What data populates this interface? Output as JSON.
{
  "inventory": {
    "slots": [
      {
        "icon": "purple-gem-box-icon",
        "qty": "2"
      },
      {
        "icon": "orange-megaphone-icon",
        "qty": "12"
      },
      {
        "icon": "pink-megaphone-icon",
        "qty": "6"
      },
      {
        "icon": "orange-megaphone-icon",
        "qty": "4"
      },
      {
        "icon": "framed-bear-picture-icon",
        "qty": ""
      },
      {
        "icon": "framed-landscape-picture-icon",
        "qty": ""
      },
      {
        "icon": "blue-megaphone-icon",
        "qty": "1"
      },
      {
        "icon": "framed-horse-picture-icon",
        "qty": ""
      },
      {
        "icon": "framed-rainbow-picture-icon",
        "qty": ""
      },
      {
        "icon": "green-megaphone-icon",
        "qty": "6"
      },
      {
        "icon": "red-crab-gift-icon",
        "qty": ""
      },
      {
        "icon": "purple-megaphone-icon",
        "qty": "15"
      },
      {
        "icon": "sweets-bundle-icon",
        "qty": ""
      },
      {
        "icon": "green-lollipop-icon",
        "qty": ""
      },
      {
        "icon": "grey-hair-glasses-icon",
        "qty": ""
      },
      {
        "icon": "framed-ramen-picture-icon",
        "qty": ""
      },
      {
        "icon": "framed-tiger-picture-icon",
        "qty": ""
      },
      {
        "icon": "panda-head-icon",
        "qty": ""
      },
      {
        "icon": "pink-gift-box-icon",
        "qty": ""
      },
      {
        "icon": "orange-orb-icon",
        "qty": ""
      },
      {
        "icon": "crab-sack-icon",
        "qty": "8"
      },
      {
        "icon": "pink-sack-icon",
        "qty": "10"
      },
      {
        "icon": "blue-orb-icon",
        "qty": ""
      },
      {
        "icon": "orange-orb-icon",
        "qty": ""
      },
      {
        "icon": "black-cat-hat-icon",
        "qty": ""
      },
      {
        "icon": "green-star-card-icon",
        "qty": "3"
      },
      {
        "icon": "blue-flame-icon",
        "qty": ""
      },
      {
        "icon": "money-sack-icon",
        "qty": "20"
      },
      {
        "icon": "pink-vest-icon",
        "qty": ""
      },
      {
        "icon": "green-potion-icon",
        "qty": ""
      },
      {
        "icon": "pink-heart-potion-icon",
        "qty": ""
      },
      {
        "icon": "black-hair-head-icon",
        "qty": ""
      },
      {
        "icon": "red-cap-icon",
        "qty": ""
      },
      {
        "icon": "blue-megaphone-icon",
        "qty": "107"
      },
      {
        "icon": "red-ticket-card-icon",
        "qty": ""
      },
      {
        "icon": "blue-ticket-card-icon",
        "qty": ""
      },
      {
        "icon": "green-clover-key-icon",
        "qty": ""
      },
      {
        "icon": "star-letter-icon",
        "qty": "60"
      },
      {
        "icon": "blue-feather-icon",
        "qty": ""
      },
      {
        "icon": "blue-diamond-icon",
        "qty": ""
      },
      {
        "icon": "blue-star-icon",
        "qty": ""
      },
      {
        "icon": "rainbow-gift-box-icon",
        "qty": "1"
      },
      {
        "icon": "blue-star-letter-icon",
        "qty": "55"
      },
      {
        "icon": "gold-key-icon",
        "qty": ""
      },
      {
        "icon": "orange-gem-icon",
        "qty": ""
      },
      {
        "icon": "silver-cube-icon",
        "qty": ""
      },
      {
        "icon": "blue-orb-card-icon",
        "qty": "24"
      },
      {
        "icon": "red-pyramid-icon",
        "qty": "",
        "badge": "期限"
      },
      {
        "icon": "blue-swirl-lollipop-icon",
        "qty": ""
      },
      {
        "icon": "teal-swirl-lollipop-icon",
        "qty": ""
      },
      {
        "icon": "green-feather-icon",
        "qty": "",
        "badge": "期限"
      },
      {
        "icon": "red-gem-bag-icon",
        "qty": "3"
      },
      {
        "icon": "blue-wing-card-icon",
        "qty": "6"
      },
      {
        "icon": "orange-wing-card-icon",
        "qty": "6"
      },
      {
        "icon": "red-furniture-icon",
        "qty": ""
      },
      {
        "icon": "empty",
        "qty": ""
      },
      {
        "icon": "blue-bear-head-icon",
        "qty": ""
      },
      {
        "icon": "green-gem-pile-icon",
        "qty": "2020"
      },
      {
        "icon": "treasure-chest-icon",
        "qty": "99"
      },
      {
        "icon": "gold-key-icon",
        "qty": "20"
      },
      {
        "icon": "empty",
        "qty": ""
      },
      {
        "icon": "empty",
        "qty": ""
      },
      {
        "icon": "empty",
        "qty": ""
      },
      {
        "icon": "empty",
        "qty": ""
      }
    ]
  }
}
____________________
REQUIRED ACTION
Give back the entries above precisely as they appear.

YOUR SOLUTION
What data populates this interface? Output as JSON.
{
  "inventory": {
    "slots": [
      {
        "icon": "purple-gem-box-icon",
        "qty": "2"
      },
      {
        "icon": "orange-megaphone-icon",
        "qty": "12"
      },
      {
        "icon": "pink-megaphone-icon",
        "qty": "6"
      },
      {
        "icon": "orange-megaphone-icon",
        "qty": "4"
      },
      {
        "icon": "framed-bear-picture-icon",
        "qty": ""
      },
      {
        "icon": "framed-landscape-picture-icon",
        "qty": ""
      },
      {
        "icon": "blue-megaphone-icon",
        "qty": "1"
      },
      {
        "icon": "framed-horse-picture-icon",
        "qty": ""
      },
      {
        "icon": "framed-rainbow-picture-icon",
        "qty": ""
      },
      {
        "icon": "green-megaphone-icon",
        "qty": "6"
      },
      {
        "icon": "red-crab-gift-icon",
        "qty": ""
      },
      {
        "icon": "purple-megaphone-icon",
        "qty": "15"
      },
      {
        "icon": "sweets-bundle-icon",
        "qty": ""
      },
      {
        "icon": "green-lollipop-icon",
        "qty": ""
      },
      {
        "icon": "grey-hair-glasses-icon",
        "qty": ""
      },
      {
        "icon": "framed-ramen-picture-icon",
        "qty": ""
      },
      {
        "icon": "framed-tiger-picture-icon",
        "qty": ""
      },
      {
        "icon": "panda-head-icon",
        "qty": ""
      },
      {
        "icon": "pink-gift-box-icon",
        "qty": ""
      },
      {
        "icon": "orange-orb-icon",
        "qty": ""
      },
      {
        "icon": "crab-sack-icon",
        "qty": "8"
      },
      {
        "icon": "pink-sack-icon",
        "qty": "10"
      },
      {
        "icon": "blue-orb-icon",
        "qty": ""
      },
      {
        "icon": "orange-orb-icon",
        "qty": ""
      },
      {
        "icon": "black-cat-hat-icon",
        "qty": ""
      },
      {
        "icon": "green-star-card-icon",
        "qty": "3"
      },
      {
        "icon": "blue-flame-icon",
        "qty": ""
      },
      {
        "icon": "money-sack-icon",
        "qty": "20"
      },
      {
        "icon": "pink-vest-icon",
        "qty": ""
      },
      {
        "icon": "green-potion-icon",
        "qty": ""
      },
      {
        "icon": "pink-heart-potion-icon",
        "qty": ""
      },
      {
        "icon": "black-hair-head-icon",
        "qty": ""
      },
      {
        "icon": "red-cap-icon",
        "qty": ""
      },
      {
        "icon": "blue-megaphone-icon",
        "qty": "107"
      },
      {
        "icon": "red-ticket-card-icon",
        "qty": ""
      },
      {
        "icon": "blue-ticket-card-icon",
        "qty": ""
      },
      {
        "icon": "green-clover-key-icon",
        "qty": ""
      },
      {
        "icon": "star-letter-icon",
        "qty": "60"
      },
      {
        "icon": "blue-feather-icon",
        "qty": ""
      },
      {
        "icon": "blue-diamond-icon",
        "qty": ""
      },
      {
        "icon": "blue-star-icon",
        "qty": ""
      },
      {
        "icon": "rainbow-gift-box-icon",
        "qty": "1"
      },
      {
        "icon": "blue-star-letter-icon",
        "qty": "55"
      },
      {
        "icon": "gold-key-icon",
        "qty": ""
      },
      {
        "icon": "orange-gem-icon",
        "qty": ""
      },
      {
        "icon": "silver-cube-icon",
        "qty": ""
      },
      {
        "icon": "blue-orb-card-icon",
        "qty": "24"
      },
      {
        "icon": "red-pyramid-icon",
        "qty": "",
        "badge": "期限"
      },
      {
        "icon": "blue-swirl-lollipop-icon",
        "qty": ""
      },
      {
        "icon": "teal-swirl-lollipop-icon",
        "qty": ""
      },
      {
        "icon": "green-feather-icon",
        "qty": "",
        "badge": "期限"
      },
      {
        "icon": "red-gem-bag-icon",
        "qty": "3"
      },
      {
        "icon": "blue-wing-card-icon",
        "qty": "6"
      },
      {
        "icon": "orange-wing-card-icon",
        "qty": "6"
      },
      {
        "icon": "red-furniture-icon",
        "qty": ""
      },
      {
        "icon": "empty",
        "qty": ""
      },
      {
        "icon": "blue-bear-head-icon",
        "qty": ""
      },
      {
        "icon": "green-gem-pile-icon",
        "qty": "2020"
      },
      {
        "icon": "treasure-chest-icon",
        "qty": "99"
      },
      {
        "icon": "gold-key-icon",
        "qty": "20"
      },
      {
        "icon": "empty",
        "qty": ""
      },
      {
        "icon": "empty",
        "qty": ""
      },
      {
        "icon": "empty",
        "qty": ""
      },
      {
        "icon": "empty",
        "qty": ""
      }
    ]
  }
}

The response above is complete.